Waste in Norway by source. Final figures 1995-2007, preliminary figures 2008 and 2009. 1995 = 1.

Less waste from building activity

Waste from construction and demolition industries fell by 15 per cent to 1.2 million tonnes in 2009, excluding clean and slightly polluted soils and rocks. The trend after 2004 is somewhat uncertain, but is believed to be as shown in figure 2 based on the annual amount of built area.

The service industries generated 1.9 million tonnes of waste in 2009, comprising 18 per cent of the total national amounts. This includes waste arising from waste handling. This is down 2 per cent from the previous year, but up as much as 85 per cent since 1995. About half the waste was delivered as mixed waste.

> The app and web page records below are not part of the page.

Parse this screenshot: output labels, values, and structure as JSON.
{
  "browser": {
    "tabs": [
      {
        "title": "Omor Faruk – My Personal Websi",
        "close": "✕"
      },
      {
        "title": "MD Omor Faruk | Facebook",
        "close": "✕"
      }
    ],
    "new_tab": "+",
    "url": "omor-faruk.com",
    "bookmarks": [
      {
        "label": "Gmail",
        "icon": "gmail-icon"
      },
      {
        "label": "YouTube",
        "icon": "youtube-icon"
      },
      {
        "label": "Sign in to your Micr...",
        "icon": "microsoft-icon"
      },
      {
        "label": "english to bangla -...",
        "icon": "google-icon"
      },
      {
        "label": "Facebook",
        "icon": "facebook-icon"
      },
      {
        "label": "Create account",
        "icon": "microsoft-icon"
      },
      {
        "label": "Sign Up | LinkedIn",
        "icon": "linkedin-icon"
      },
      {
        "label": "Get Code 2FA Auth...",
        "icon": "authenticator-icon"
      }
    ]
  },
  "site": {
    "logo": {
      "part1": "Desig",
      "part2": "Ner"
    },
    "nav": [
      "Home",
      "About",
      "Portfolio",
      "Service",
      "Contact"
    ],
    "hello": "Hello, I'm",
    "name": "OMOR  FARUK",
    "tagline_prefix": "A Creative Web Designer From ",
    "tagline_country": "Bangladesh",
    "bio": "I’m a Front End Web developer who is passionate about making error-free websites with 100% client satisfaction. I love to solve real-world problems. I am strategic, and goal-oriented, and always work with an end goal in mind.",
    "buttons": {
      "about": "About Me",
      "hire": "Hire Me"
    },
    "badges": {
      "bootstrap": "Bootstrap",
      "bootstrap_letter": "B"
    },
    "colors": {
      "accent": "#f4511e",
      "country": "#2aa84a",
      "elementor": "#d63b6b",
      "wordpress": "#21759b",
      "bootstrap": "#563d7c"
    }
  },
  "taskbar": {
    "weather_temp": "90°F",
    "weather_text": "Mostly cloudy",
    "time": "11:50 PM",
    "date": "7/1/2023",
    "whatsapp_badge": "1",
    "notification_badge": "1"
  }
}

The waste amounts in the manufacturing industries are estimated at 3.9 million tonnes in 2009, which is down 4 per cent from 2008. This makes up 37 per cent of the national waste total. About three quarters of this stemmed from production processes.

Due to a new classification standard for industries, businesses belonging to the category of waste recovery have moved from manufacturing to service industries.

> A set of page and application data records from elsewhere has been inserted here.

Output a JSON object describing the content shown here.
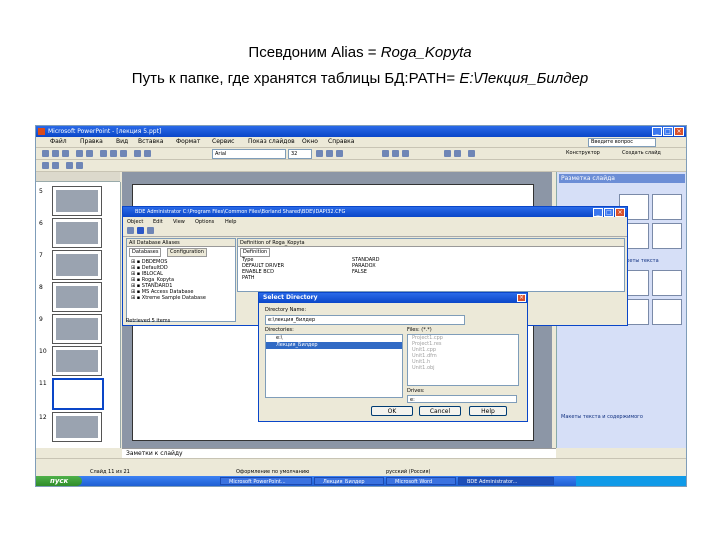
{
  "caption": {
    "line1_prefix": "Псевдоним Alias = ",
    "line1_value": "Roga_Kopyta",
    "line2_prefix": "Путь к папке, где хранятся таблицы БД:PATH= ",
    "line2_value": "E:\\Лекция_Билдер"
  },
  "powerpoint": {
    "title": "Microsoft PowerPoint - [лекция 5.ppt]",
    "menu": [
      "Файл",
      "Правка",
      "Вид",
      "Вставка",
      "Формат",
      "Сервис",
      "Показ слайдов",
      "Окно",
      "Справка"
    ],
    "help_placeholder": "Введите вопрос",
    "font_name": "Arial",
    "font_size": "32",
    "toolbar_right1": "Конструктор",
    "toolbar_right2": "Создать слайд",
    "slide_numbers": [
      "5",
      "6",
      "7",
      "8",
      "9",
      "10",
      "11",
      "12"
    ],
    "notes": "Заметки к слайду",
    "status_slide": "Слайд 11 из 21",
    "status_design": "Оформление по умолчанию",
    "status_lang": "русский (Россия)",
    "taskpane_title": "Разметка слайда",
    "taskpane_sub1": "Макеты текста",
    "taskpane_sub2": "Макеты текста и содержимого"
  },
  "bde": {
    "title": "BDE Administrator  C:\\Program Files\\Common Files\\Borland Shared\\BDE\\IDAPI32.CFG",
    "menu": [
      "Object",
      "Edit",
      "View",
      "Options",
      "Help"
    ],
    "all_aliases": "All Database Aliases",
    "definition_head": "Definition of Roga_Kopyta",
    "tab_databases": "Databases",
    "tab_configuration": "Configuration",
    "tree": [
      "DBDEMOS",
      "DefaultDD",
      "IBLOCAL",
      "Roga_Kopyta",
      "STANDARD1",
      "MS Access Database",
      "Xtreme Sample Database"
    ],
    "definition_tab": "Definition",
    "props": [
      {
        "k": "Type",
        "v": "STANDARD"
      },
      {
        "k": "DEFAULT DRIVER",
        "v": "PARADOX"
      },
      {
        "k": "ENABLE BCD",
        "v": "FALSE"
      },
      {
        "k": "PATH",
        "v": ""
      }
    ],
    "status": "Retrieved 5 items"
  },
  "dialog": {
    "title": "Select Directory",
    "dirname_label": "Directory Name:",
    "dirname_value": "e:\\лекция_билдер",
    "directories_label": "Directories:",
    "dirs": [
      "e:\\",
      "Лекция_Билдер"
    ],
    "files_label": "Files: (*.*)",
    "files": [
      "Project1.cpp",
      "Project1.res",
      "Unit1.cpp",
      "Unit1.dfm",
      "Unit1.h",
      "Unit1.obj"
    ],
    "drives_label": "Drives:",
    "drive_value": "e:",
    "ok": "OK",
    "cancel": "Cancel",
    "help": "Help"
  },
  "taskbar": {
    "start": "пуск",
    "tasks": [
      "Microsoft PowerPoint...",
      "Лекция_Билдер",
      "Microsoft Word",
      "BDE Administrator..."
    ]
  }
}
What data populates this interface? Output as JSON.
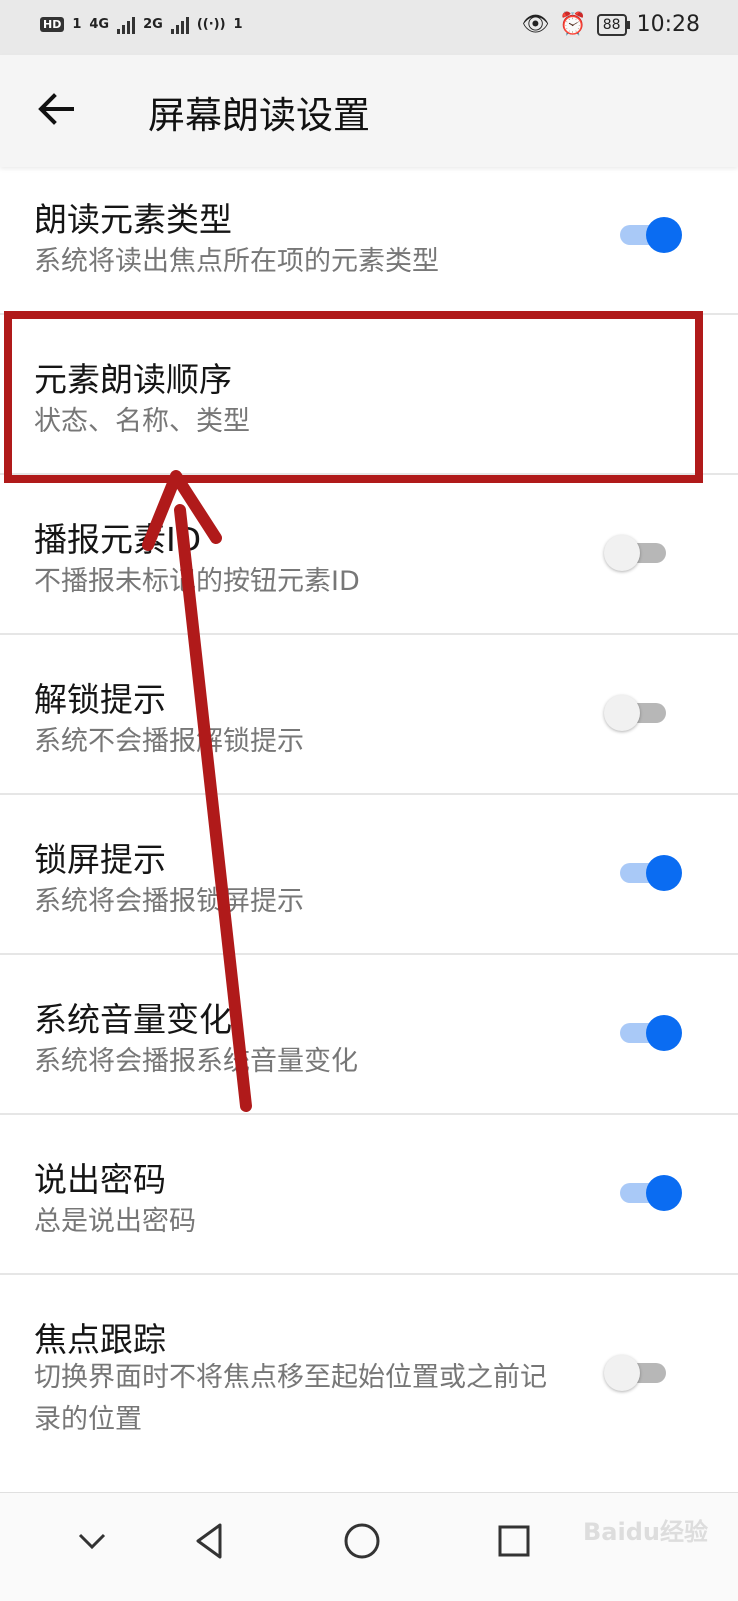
{
  "status_bar": {
    "hd": "HD",
    "sim1": "1",
    "net1": "4G",
    "net2": "2G",
    "hotspot": "1",
    "battery": "88",
    "time": "10:28"
  },
  "header": {
    "title": "屏幕朗读设置"
  },
  "items": [
    {
      "title": "朗读元素类型",
      "subtitle": "系统将读出焦点所在项的元素类型",
      "toggle": "on"
    },
    {
      "title": "元素朗读顺序",
      "subtitle": "状态、名称、类型"
    },
    {
      "title": "播报元素ID",
      "subtitle": "不播报未标记的按钮元素ID",
      "toggle": "off"
    },
    {
      "title": "解锁提示",
      "subtitle": "系统不会播报解锁提示",
      "toggle": "off"
    },
    {
      "title": "锁屏提示",
      "subtitle": "系统将会播报锁屏提示",
      "toggle": "on"
    },
    {
      "title": "系统音量变化",
      "subtitle": "系统将会播报系统音量变化",
      "toggle": "on"
    },
    {
      "title": "说出密码",
      "subtitle": "总是说出密码",
      "toggle": "on"
    },
    {
      "title": "焦点跟踪",
      "subtitle": "切换界面时不将焦点移至起始位置或之前记录的位置",
      "toggle": "off"
    }
  ],
  "watermark": "Baidu经验",
  "colors": {
    "accent": "#0a6cf2",
    "annotation": "#b01a1a"
  }
}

Waste in Norway, by material (final figures 1995-2007, preliminary figures 2008 and 2009), source and material (2008*) and treatment and material (2008*). 1 000 tonnes
  Total1 Paper, cardboard
and pasteboard
Metals Plastics Glas Wood waste Textiles Wet organic waste Concrete and bricks Sludge Other Hazardous waste
1995 7 342  887        919       327       189 1 328  109 1 070  533  328 1 020  632
1996 7 488  980  956  349  179 1 327  113 1 086  554  323  997  625
1997 7 654  976  959  360  182 1 300  115 1 112  571  329 1 134  617
1998 8 002 1 009  945  366  189 1 301  116 1 182  655  328 1 303  609
1999 8 182 1 031  934  374  191 1 263  115 1 236  669  334 1 432  601
2000 8 408 1 081  936  380  198 1 311  113 1 270  658  344 1 445  672
2001 8 555 1 071  940  388  208 1 367  112 1 302  690  357 1 477  642
2002 8 722 1 060  935  400  219 1 420  111 1 363  697  371 1 490  658
2003 9 011 1 017  953  414  232 1 438  111 1 349  657  381 1 593  867
2004 9 141 1 092  994  426  231 1 385  113 1 413  634  384 1 542  927
2005 9 747 1 177 1 054  437  251 1 481  116 1 490  739  408 1 627  966
2006 10 109 1 226 1 097  467  254 1 471  118 1 628  687  380 1 695 1 085
2007 10 739 1 235 1 105  492  278 1 626  124 1 743  821  401 1 836 1 077
2008* 10 858 1 188 1 134  507  281 1 664  130 1 778  804  404 1 845 1 123
2009* 10 400 1 200 1 100  510  270 1 600  130 1 700  700  390 1 700 1 100
                         
By source and material (2008*)                        
Total 10 858 1 188 1 134  507  281 1 664  130 1 778  804  404 1 845 1 123
Households2 2 186  475  205  153 79  372 52  555 3 0  262 28
Agriculture, forestry and fishing  145 7 12 22 41 41 4 97 0 0 41 2
Mining and quarrying  206 10 23 4 41 11 41 8 8 0 9  130
Manufacturing 4 031  205  222 69 49  763 12  700  134  296  950  632
Electricity, gas and water supply 49 1 4 41 0 2 0 41 1 0 1 37
Construction 1 461 19 62 15 83  237 44 428  655 0  344 13
Service industries 1 947  471  140  155 53  208 446  389 4  107  277 95
Other or unspecified  834 0  466 88 15 69 11 0 0 0 0  186
                         
By treatment/disposal and material (2008*)3                        
Total 10 858 1 188 1 134  507  281 1 664  130 1 778  804  404 1 845 1 123
Sorted for material recovery 3 388  676 1 033 71  109  414 12  539  100  102  279 52
Biological treatment  455 0 0 0 0  152 0  235 0 69 0 0
Energy recovery 2 056  177 0  146 0  828 44  420 0  122  206  112
Filling compound and cover material  530 7 0 0 412 15 0 26 444 14  411 0
Incineration without energy recovery  464 52 439 41 450 73 13  126 0 0 24 46
Landfill 2 123  189 37  156  110  182 52  191  240 39  247  679
Other final treatment  234 0 0 0 0 0 0 0 0 0 0  234
Other or unspecified 1 608 86 25 93 0 0 7  241  419 58  677 0
1  The waste amount from ships and big constructions, as oil platforms, are counted as the average for the whole period from 1995 to 2009.
2  Includes scrapped cars and motor bikes, and paper burnt at home.
3  Exported waste is categorised according to the treatment or disposal it undergoes in the destination country, insofar this treatment or disposal method is known. Exported waste for which the treatment or disposal method is unknown, is categorised as unknown or unspecified. Imported waste is not covered by the statistics.
4  The figure was corrected 27 October 2010 at 14:15 p.m.